The horror stories came flooding in, the deaths, the fear, the inability for me to categorize what I was feeling led me to feeling more and more helpless. I initially tried to call 111, however the automated voice said there was a 1hour wait. My flatmate was still just waking up, confused and concerned. I couldn’t wait an hour; this was an emergency!

I called 999 for the first time in my life. Gasping for air whilst giving my details and taking my inhaler, I feared the worst. But I also became incredibly present. I looked up online what I had to do during an attack, made sure I was sitting upright and staying calm. I caught sight of myself in my flatmates mirror: my lips were blue. Stay present. Stay present. I was making rasping noises, a desperate attempt to breathe.

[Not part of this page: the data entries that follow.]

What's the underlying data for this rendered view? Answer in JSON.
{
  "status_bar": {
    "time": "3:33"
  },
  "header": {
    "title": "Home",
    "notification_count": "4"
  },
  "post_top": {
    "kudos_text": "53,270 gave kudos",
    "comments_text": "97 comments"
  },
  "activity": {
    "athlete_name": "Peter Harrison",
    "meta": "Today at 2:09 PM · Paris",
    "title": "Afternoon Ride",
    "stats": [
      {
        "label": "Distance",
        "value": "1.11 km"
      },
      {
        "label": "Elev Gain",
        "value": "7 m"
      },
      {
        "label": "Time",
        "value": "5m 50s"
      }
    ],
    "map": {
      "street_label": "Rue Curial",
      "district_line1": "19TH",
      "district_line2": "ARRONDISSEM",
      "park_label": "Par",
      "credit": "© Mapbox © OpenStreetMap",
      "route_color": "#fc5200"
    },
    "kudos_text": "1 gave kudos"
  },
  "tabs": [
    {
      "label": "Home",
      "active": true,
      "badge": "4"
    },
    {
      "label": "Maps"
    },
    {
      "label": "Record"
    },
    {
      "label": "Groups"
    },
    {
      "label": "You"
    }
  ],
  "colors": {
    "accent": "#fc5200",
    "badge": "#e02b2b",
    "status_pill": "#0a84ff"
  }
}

I could go into more details of what happened in the next couple of hours, but it basically consisted of me sitting in one spot, by the window, waiting for an ambulance, meditating, trying to remain conscious. I was so tired, I just wanted to lie down. Finally, 2 and a half hours later, a paramedic called me back. Had my symptoms improved? I’m still alive and able to breathe at some capacity, I said. They didn’t have the resources to come get me, they said. They said there were people who were calling in who were in a worse condition than me. Worse? I felt my heart sink. Those poor poor people. Immediately, I was humbled by the knowledge, that right now, there were people in worse shape than I. Of course, I said. My heart went out to them. He arranged for a GP to visit me later that day. I was prescribed steroids, and told to take my blue inhaler as much as I needed to, but to call 999 again if something similar was to reoccur. He told me “on any other day”, they would have had an ambulance come out. That I clearly needed one too. But what if…?

I think about the people who died in their homes, with help that didn’t arrive.

So, for me, the following weeks consisted of my creativity being food related (getting out of bed when I could to go make a meal). When I had the energy I would make my room a little nicer than it was before, and tuning in to my own healing through breathing and visualisation.
Nearly 3 months on, I am not who I was before the virus (physically and otherwise).
I will share more on that in the following days.

So, for me, my creativity has not been through dance so much, but in other things.
Having your body (the one you train and work so hard to craft, shape and build into the vessel to express so much) suddenly hijacked by this alien infection -that still is triggered by any exercise today causing relapse in symptoms- is a really tough position to be in. My mental health outlet has always been exercise in some form: the last decade being dance for the most part. Dance became my moving meditation, my healer, my processor. Not being able to exercise, let alone walk up and down the stairs some days, meant my focus had to go to other things: some things I had been avoiding. Addressing my health in a more serious way was one of them. I tuned back in to other ways to find joy in art and pleasure in life itself, the simplicity of it. Curiosity in learning and ample time to be with myself and process years and years worth of experiences. Time to be still. Time to forgive myself. Time to be proud of all of my achievements in dance and more importantly, proud of my integrity that I’ve always fought to uphold. They are some invaluable tools that will serve me well, wherever this journey will take me. To my dancers reading this, I hope this gives you an insight into a bit of my story at this time. Remember, you are so much more than a dancer. Remember to reconnect with yourself, and cultivate presence and purpose that you will bring into your movement, your dance. I have no doubt this experience will come out as a positive for me. I’ve already learned so much, and grown so much. I am having to learn true patience with myself during this time. I get it wrong, push too much, think I can go back to taking a class with Kenrick just like I used to, then suffer the consequences. (However, the joy those classes brought me was SOOOOOO worth it :P. Thank you Kenrick for being a true leader).
Our body is always talking to us. Listen.
Till tomorrow ;)

Emma Houston